“Bush continues to infuse her narratives with a beguiling complexity while retaining some old-school directness. Because while most of this album’s songs can be easily summarized … they contain wondrous multitudes thanks to the singer’s still-expressive voice and knack for uncanny arrangements. And mood. There’s an appealing creepiness that runs through this album, one that recalls the atmospheric and conceptual back half of her 1985 masterpiece Hounds of Love. Indeed, when considering this singular artist in 2011, it’s difficult to think of worthy points of reference aside from Bush herself … In an interview earlier this year, the 53-year-old Bush told me she doesn’t listen to much new music, and after listening to the stunningly subtle and understated sounds on Snow, it’s easy to believe her … This is an album about trying, oftentimes futilely, to find connections– between Bush and her characters, reality and surreality, love and death … While much of 50 Words for Snow conjures a whited-out, dream-like state of disbelief, it’s important to note that Bush does everything in her power to make all the shadowy phantoms here feel real.
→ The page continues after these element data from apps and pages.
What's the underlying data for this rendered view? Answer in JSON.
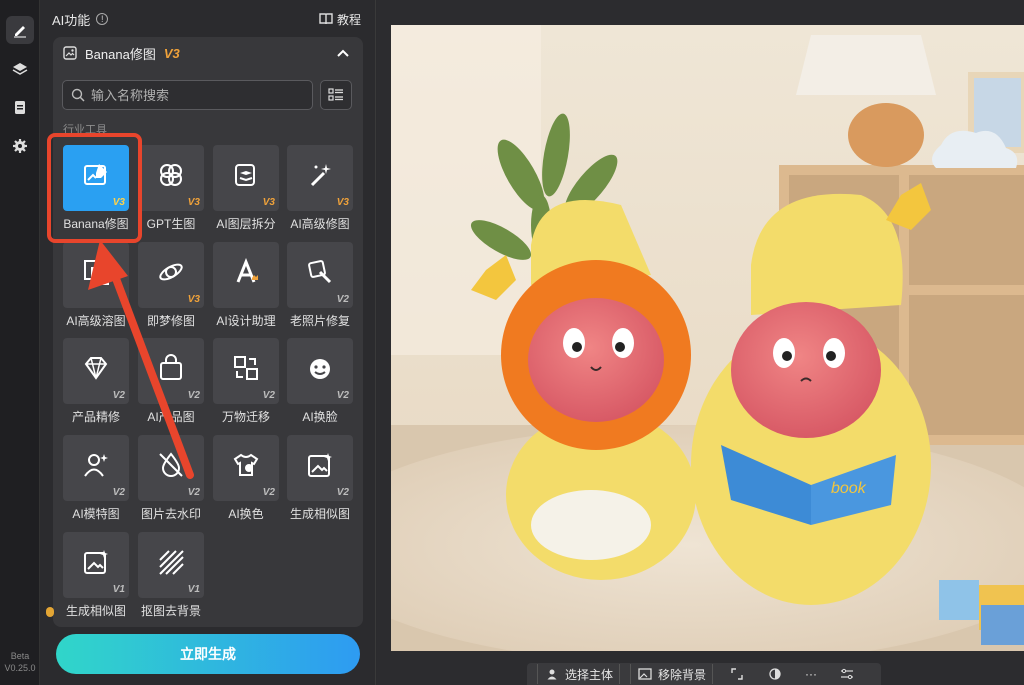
{
  "rail": {
    "items": [
      {
        "name": "edit",
        "icon": "pencil-icon",
        "active": true
      },
      {
        "name": "layers",
        "icon": "layers-icon",
        "active": false
      },
      {
        "name": "history",
        "icon": "clipboard-icon",
        "active": false
      },
      {
        "name": "settings",
        "icon": "gear-icon",
        "active": false
      }
    ],
    "beta_label": "Beta",
    "version_label": "V0.25.0"
  },
  "panel": {
    "title": "AI功能",
    "tutorial_label": "教程",
    "group": {
      "title": "Banana修图",
      "version_tag": "V3"
    },
    "search": {
      "placeholder": "输入名称搜索",
      "value": ""
    },
    "section_label": "行业工具",
    "tools": [
      {
        "label": "Banana修图",
        "ver": "V3",
        "gold": true,
        "active": true,
        "icon": "image-edit-icon"
      },
      {
        "label": "GPT生图",
        "ver": "V3",
        "gold": true,
        "active": false,
        "icon": "openai-knot-icon"
      },
      {
        "label": "AI图层拆分",
        "ver": "V3",
        "gold": true,
        "active": false,
        "icon": "layer-split-icon"
      },
      {
        "label": "AI高级修图",
        "ver": "V3",
        "gold": true,
        "active": false,
        "icon": "magic-wand-icon"
      },
      {
        "label": "AI高级溶图",
        "ver": "",
        "gold": false,
        "active": false,
        "icon": "image-blend-icon"
      },
      {
        "label": "即梦修图",
        "ver": "V3",
        "gold": true,
        "active": false,
        "icon": "planet-brush-icon"
      },
      {
        "label": "AI设计助理",
        "ver": "",
        "gold": false,
        "active": false,
        "icon": "letter-a-crown-icon"
      },
      {
        "label": "老照片修复",
        "ver": "V2",
        "gold": false,
        "active": false,
        "icon": "photo-repair-icon"
      },
      {
        "label": "产品精修",
        "ver": "V2",
        "gold": false,
        "active": false,
        "icon": "diamond-icon"
      },
      {
        "label": "AI产品图",
        "ver": "V2",
        "gold": false,
        "active": false,
        "icon": "shopping-bag-icon"
      },
      {
        "label": "万物迁移",
        "ver": "V2",
        "gold": false,
        "active": false,
        "icon": "transfer-icon"
      },
      {
        "label": "AI换脸",
        "ver": "V2",
        "gold": false,
        "active": false,
        "icon": "face-swap-icon"
      },
      {
        "label": "AI模特图",
        "ver": "V2",
        "gold": false,
        "active": false,
        "icon": "model-person-icon"
      },
      {
        "label": "图片去水印",
        "ver": "V2",
        "gold": false,
        "active": false,
        "icon": "watermark-remove-icon"
      },
      {
        "label": "AI换色",
        "ver": "V2",
        "gold": false,
        "active": false,
        "icon": "tshirt-color-icon"
      },
      {
        "label": "生成相似图",
        "ver": "V2",
        "gold": false,
        "active": false,
        "icon": "image-sparkle-icon"
      },
      {
        "label": "生成相似图",
        "ver": "V1",
        "gold": false,
        "active": false,
        "icon": "image-sparkle-icon"
      },
      {
        "label": "抠图去背景",
        "ver": "V1",
        "gold": false,
        "active": false,
        "icon": "cutout-stripes-icon"
      }
    ],
    "generate_label": "立即生成"
  },
  "canvas": {
    "image_description_icon": "photo-canvas",
    "book_text": "book",
    "toolbar": {
      "select_subject_label": "选择主体",
      "remove_bg_label": "移除背景",
      "more_label": "···"
    }
  },
  "colors": {
    "accent": "#2aa0f2",
    "annotation": "#e8452c",
    "version_gold": "#f0a23a",
    "generate_start": "#30d6c9",
    "generate_end": "#2e9bf2"
  }
}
Her best music, this album included, has the effect of putting one in the kind of treasured, child-like space– not so much innocent as open to imagination– that never gets old … Snow isn’t a blissful retreat to simpler times, though. It’s fraught with endings, loss, quiet– adult things. This is more than pure fantasy.”
“There’s an appealing creepiness that runs through this album, one that recalls the atmospheric and conceptual back half of her 1985 masterpiece Hounds of Love. ”
I really hope so. But The Ninth Wave and Sky of Honey were conceptual in that each track followed into the next as a narrative. Is 50 Words like that? Or are they more like a themed collection of songs, as Kate described ‘The Sensual World’?
We’ve had ‘the Irish Wolfhounds of Love’ so is this ‘the Tenth Wave’?
Hmmm, a good review from Pitchfork. Unexpected. They rated Aerial pretty low… 6.4.
Another critic this time knows how to appreciate Kate. Good, I was afraid that Pitchfork was going te be shallow and almost concidered them ‘hasbeens’ after the Aerial review.
Oh there really is “an appealing creepiness” running through it. Listening all the way through is an incredible experience. It has everything; foreboding passages, gorgeous playful light-fingered intervals, pauses, dissonance to signal danger, lyrics like “dead leaves” and “twisted” and “crushed” repeated and foregrounded, and made beautiful, all adding to a bewitching mix. Even the playful ’50 Words for Snow’ has a hint of menace, with KB’s throaty demands and drumming reminicent of the driving power of the Stones Sympathy…And, oh, the images it conjures up, the blood-stained (Powell-red) snow in Misty, the ghost rising from Lake Tahoe, like the Lady of the Lake, and the burning of Rome. This album will be talked about for decades.
The very last line of this review is something that none of the other critics have picked up on: snow can be just as dangerous as it is beautiful. Lake Tahoe is one of those places where people blithely go out to ski for an afternoon, step off the trail for a moment, and their bones are found 20 years later in a nearby gulley. The Sierra Nevada are unforgiving to the careless, and full of ghosts.
Just bought the CD. It was the first one hmv sold in 2 days! They weren’t allowed toplay it in store….prob because its music that requires listening to and not background musac.It sounds great in the car..has a calming soothing effect when drivng and you are completely enveloped in kates world.